– The Economist – As geopolitical tensions grow in East Asia, so does the discomfort of the Ryukyu Islands.
– The Guardian – Ishigaki Island does not look like a frontline. Japan’s own tropical idyll, it is a sleepy place of pineapple fields and mango orchards, where thousands of tourists potter along white sand beaches and scuba dive in crystal clear seas. Yet this tiny dot on the edge of the Pacific is the closest Japanese town to the uninhabited but fiercely disputed Senkaku Islands, once inhospitable home to a tuna processing factory, now abandoned but key to lucrative fishing grounds, oil and gas fields and a strategic shipping route.
– New York Times – The United States no longer has a strategic monopoly on artificial intelligence technology, which is widely seen as the key factor in the next generation of warfare. The Pentagon’s plan to bring A.I. to the military is taking shape as Chinese researchers assert themselves in the nascent technology field.
– CIMSEC – Insightful interview on the current state of the Russian Navy.
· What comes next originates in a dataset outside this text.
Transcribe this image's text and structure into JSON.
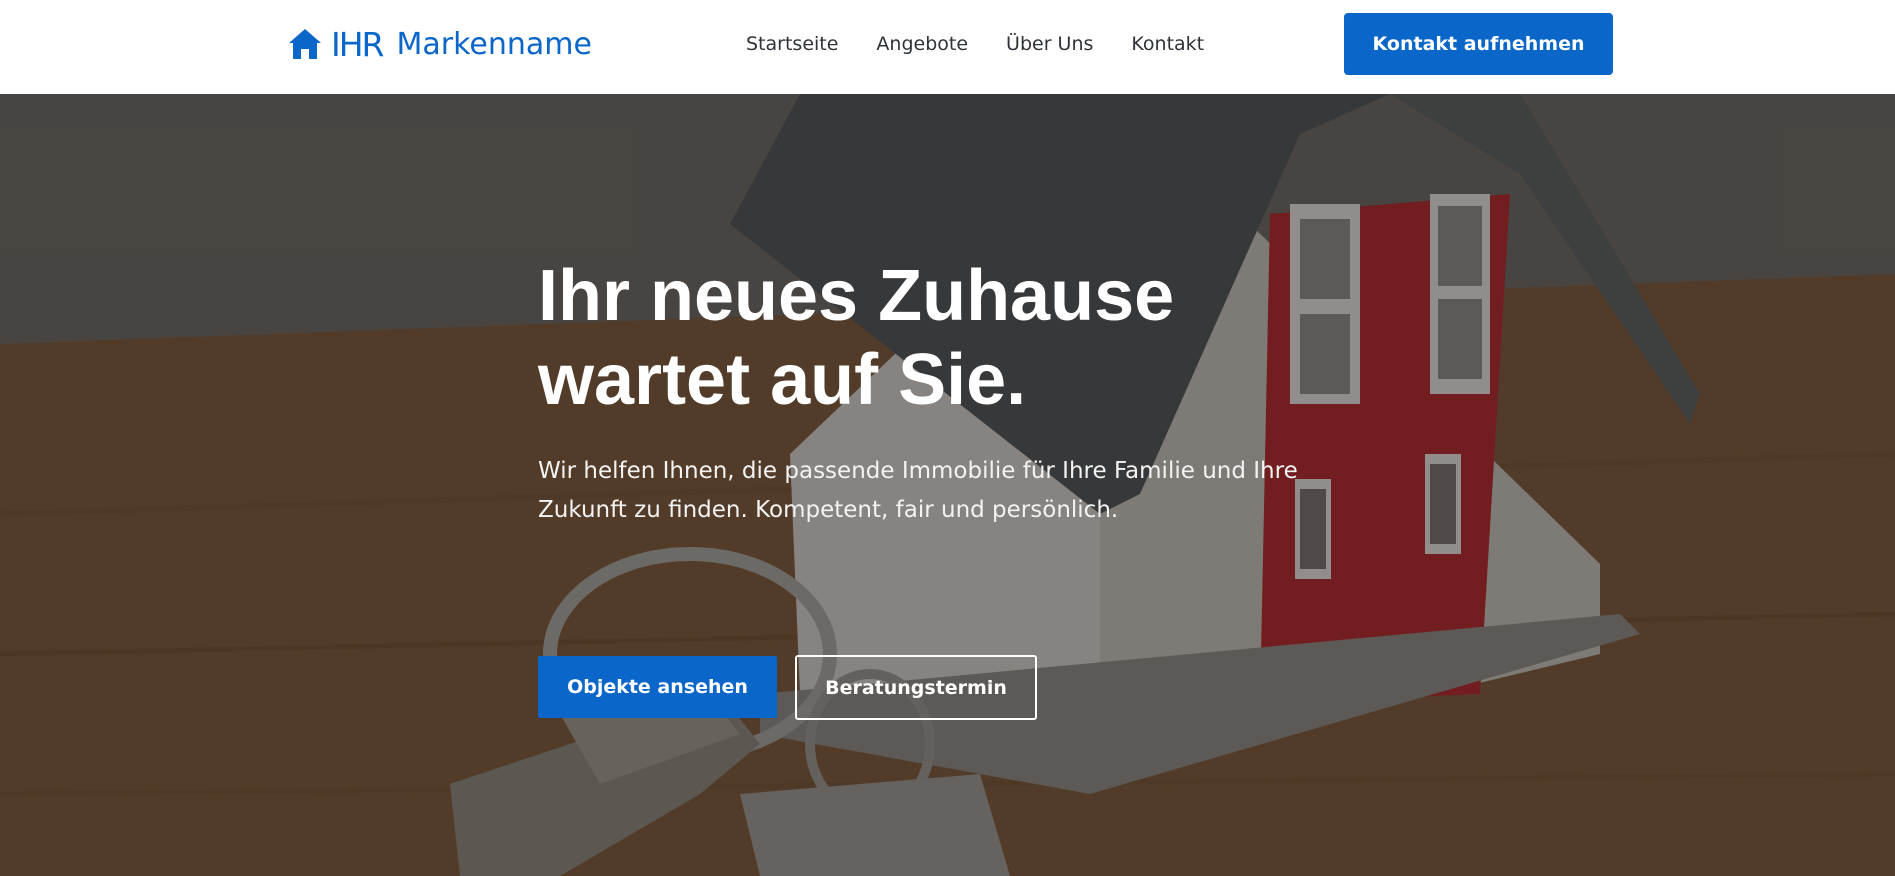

UPI – By establishing a naval force in the Red Sea, Egypt aims for more than protecting navigation in the Suez Canal, a vital waterway for international trade, military experts said. “The force will be the backbone of Egypt’s new Red Sea strategy,” former Assistant Defense Minister Hossam Suweilam said. “There is a marked surge of unrest in the southern entrance to the Red Sea, which needs an aggressive policy.”
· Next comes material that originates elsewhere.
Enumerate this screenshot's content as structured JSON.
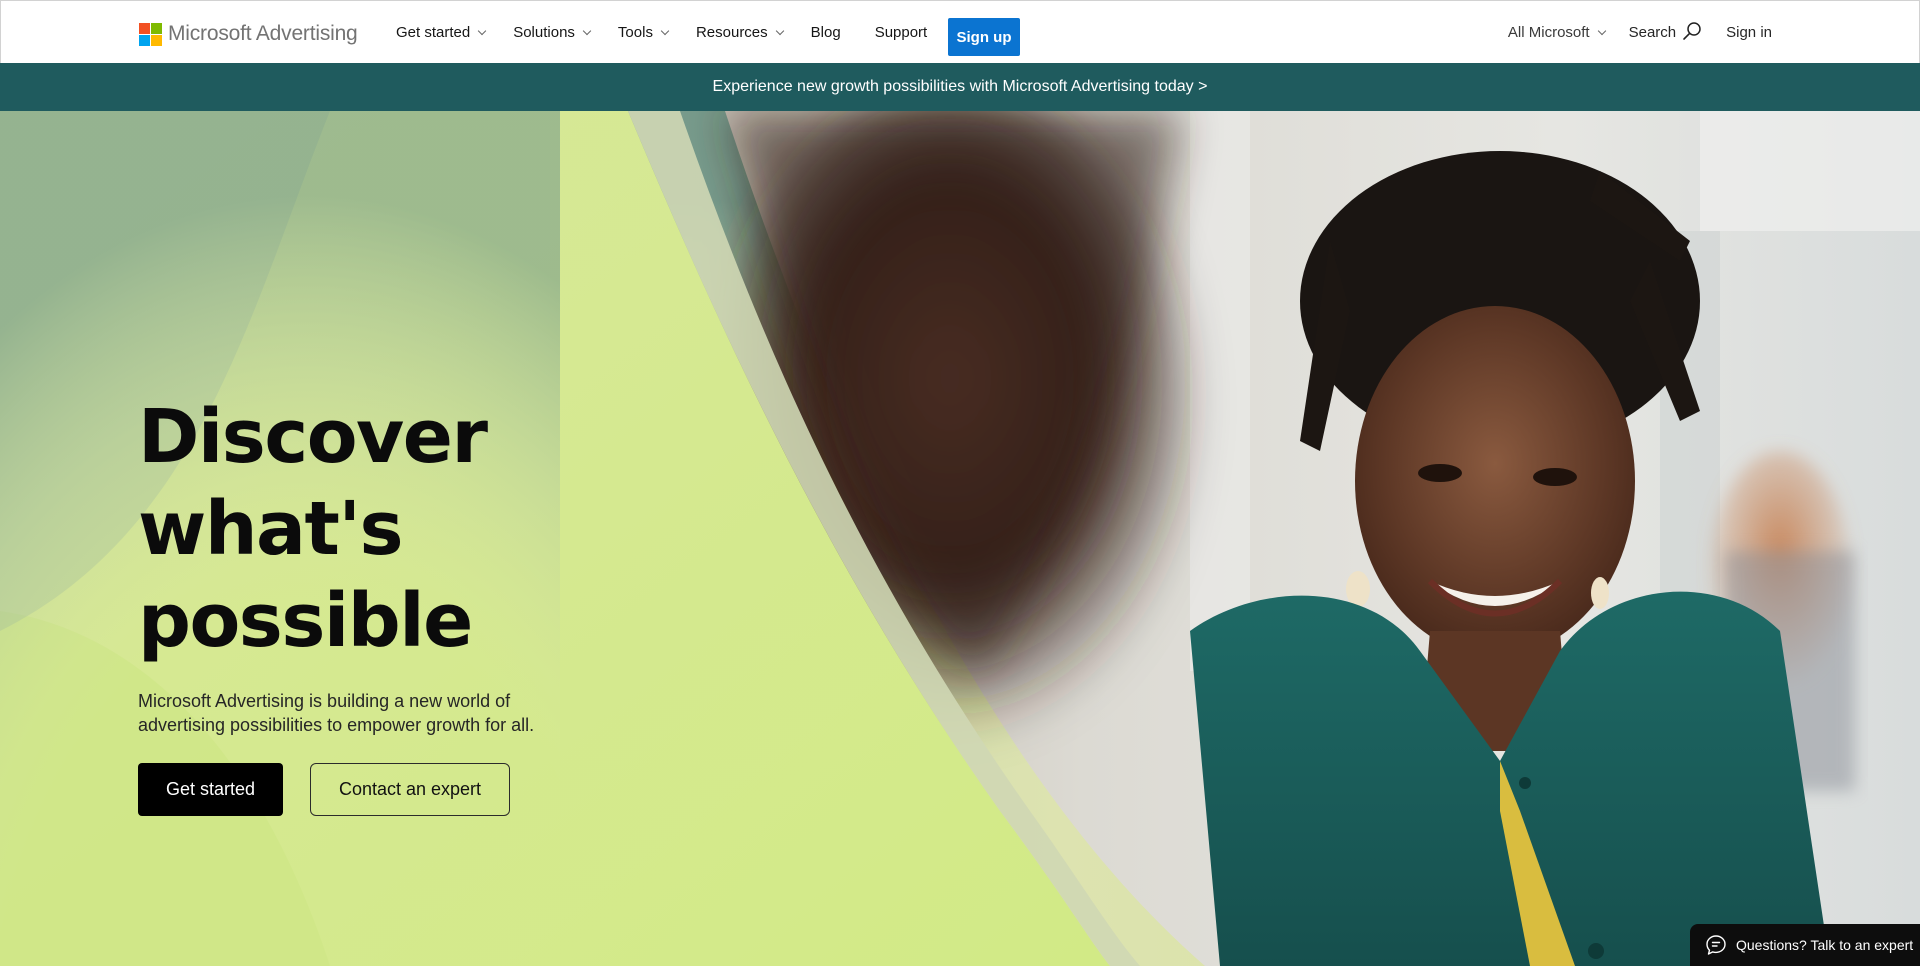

– Breaking Defense – Despite congressional doubts, years of delays, and almost $5 billion in overruns, the US Navy has now locked in two controversial high-tech systems for all three of its Ford-class supercarriers. First, a week ago, the Navy announced a review of alternative systems had decided to stick with General Atomics’ Advanced Arresting Gear (AAG) for all three flattops. Today, General Atomics announced it had also won a $533 million sole-source contract to install its Electromagnetic Aircraft Launch System (EMALS) on the third and final ship, the USS Enterprise.
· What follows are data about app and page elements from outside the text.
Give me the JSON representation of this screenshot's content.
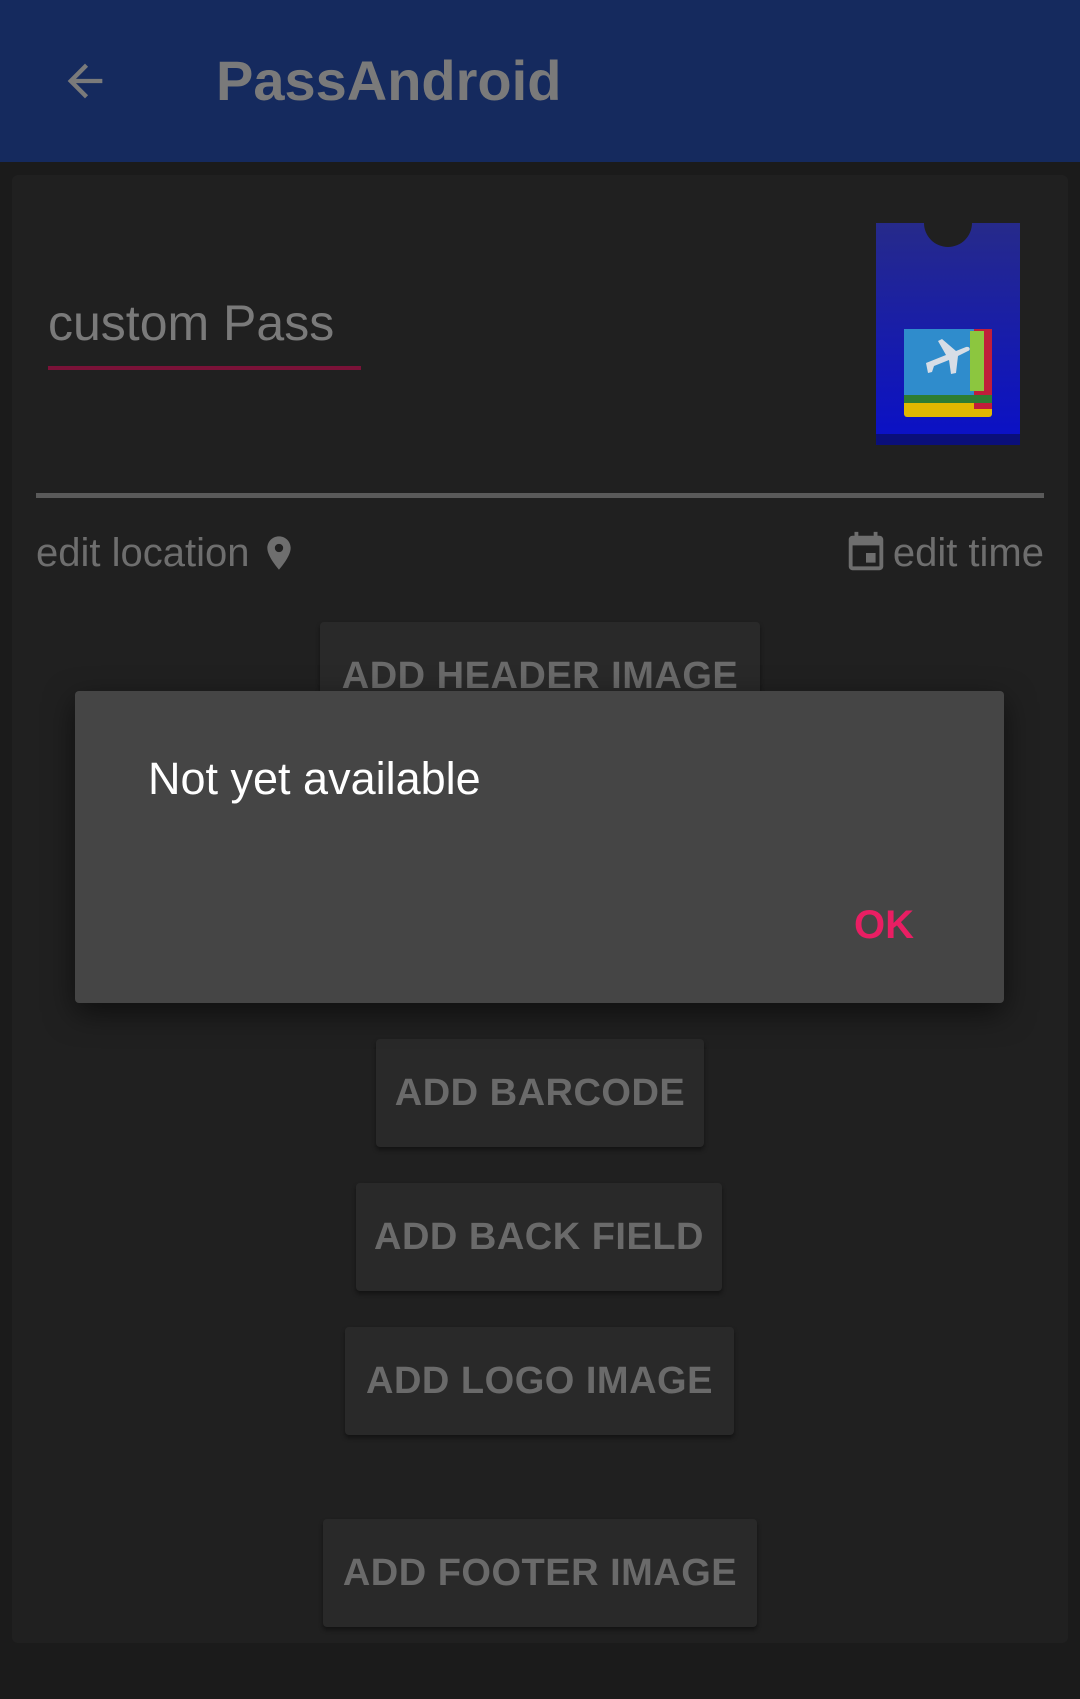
{
  "toolbar": {
    "title": "PassAndroid",
    "back_icon": "arrow-left-icon",
    "background": "#152a5e"
  },
  "pass": {
    "title": "custom Pass",
    "icon": "pass-ticket-icon"
  },
  "meta": {
    "location_label": "edit location",
    "location_icon": "map-pin-icon",
    "time_label": "edit time",
    "time_icon": "calendar-icon"
  },
  "buttons": {
    "add_header_image": "ADD HEADER IMAGE",
    "add_barcode": "ADD BARCODE",
    "add_back_field": "ADD BACK FIELD",
    "add_logo_image": "ADD LOGO IMAGE",
    "add_footer_image": "ADD FOOTER IMAGE"
  },
  "dialog": {
    "message": "Not yet available",
    "ok_label": "OK",
    "accent": "#e91e63"
  }
}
BBC – The Saudi-led coalition battling Yemen’s Houthi rebels says two crew members have been killed in an attack on one of its warships in the Red Sea.
– The Guardian – Greek and Turkish warships were involved Sunday in a brief faceoff near a group of disputed Greek islets in the Aegean, coinciding with renewed tensions between Athens and Ankara.
– The Economist – The principle of supercavitation continues to intrigue torpedo designers.
– War is Boring – Another lease on life for the World War II-era ‘Hai Shih’
– BBC – Theresa May says she has “absolute faith” in the UK’s nuclear weapons system despite reports that an unarmed missile went off course during a test.
– USNI News – Russia and Syria have signed an agreement this week to expand Russia’s sole foreign base – a naval repair facility in Syria – into a larger naval base capable of permanently hosting 11 ships. The agreement would allow the Tartus installation to expand to berth larger surface combatants and submarines